Making his second start of the spring, the Mets’ Opening Day starter again had command issues despite throwing 2.1 innings. Throwing mostly fastballs and change-ups, Syndergaard threw 47 pitches to get those seven outs – six pitches per out – which isn’t going to get it done on most days in the regular season.
Meanwhile, Bruce, the player Sandy Alderson most wants to trade, had a big day with a two-run homer, RBI double and run-saving diving catch in right field in Wednesday’s 8-7 victory over Boston.
Syndergaard didn’t give up any runs, but that wasn’t the story.
“I threw about 85 percent,” Syndergaard said. “I pulled it back a bit to work on my mechanics. I wanted to close my shoulder on my way to the plate.”
In the regular season, Syndergaard’s pitch count put him on pace to throw 4.2 innings, which is not what he has in mind.
Syndergaard said he gained 17 pounds of muscle in the offseason – disputed by manager Terry Collins – for the purpose of being strong enough to work longer in games. However, what Syndergaard doesn’t realize is what kept him from going deeper into games isn’t a matter of losing strength, but losing command and running up his pitch count.

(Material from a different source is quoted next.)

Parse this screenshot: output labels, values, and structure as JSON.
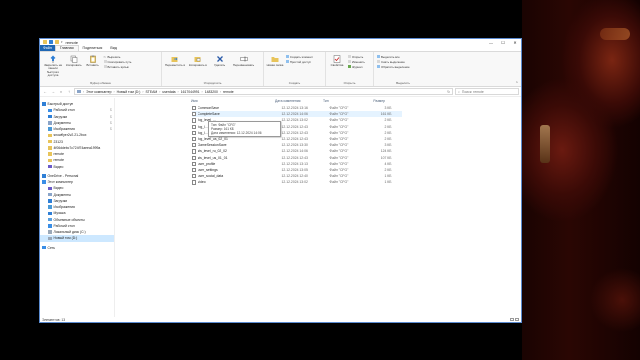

Syndergaard touched 100 mph. several times and threw mostly in the high 90s – frankly, I don’t see where he dialed it back – but pitching isn’t about velocity. A pitcher relies on location, movement of his pitches and velocity, with velocity the least important.
METS NOVELTY: With the Mets sending a large contingent to the World Baseball Classic and playing a split-squad game, they were in need of bodies and that opened the way for Tebow’s chance to play – as a designated hitter.
Tebow struck out in his first at-bat on four pitches, grounded into a double play in his second to drive in a run and produce a standing ovation, and was hit by a pitch in his third.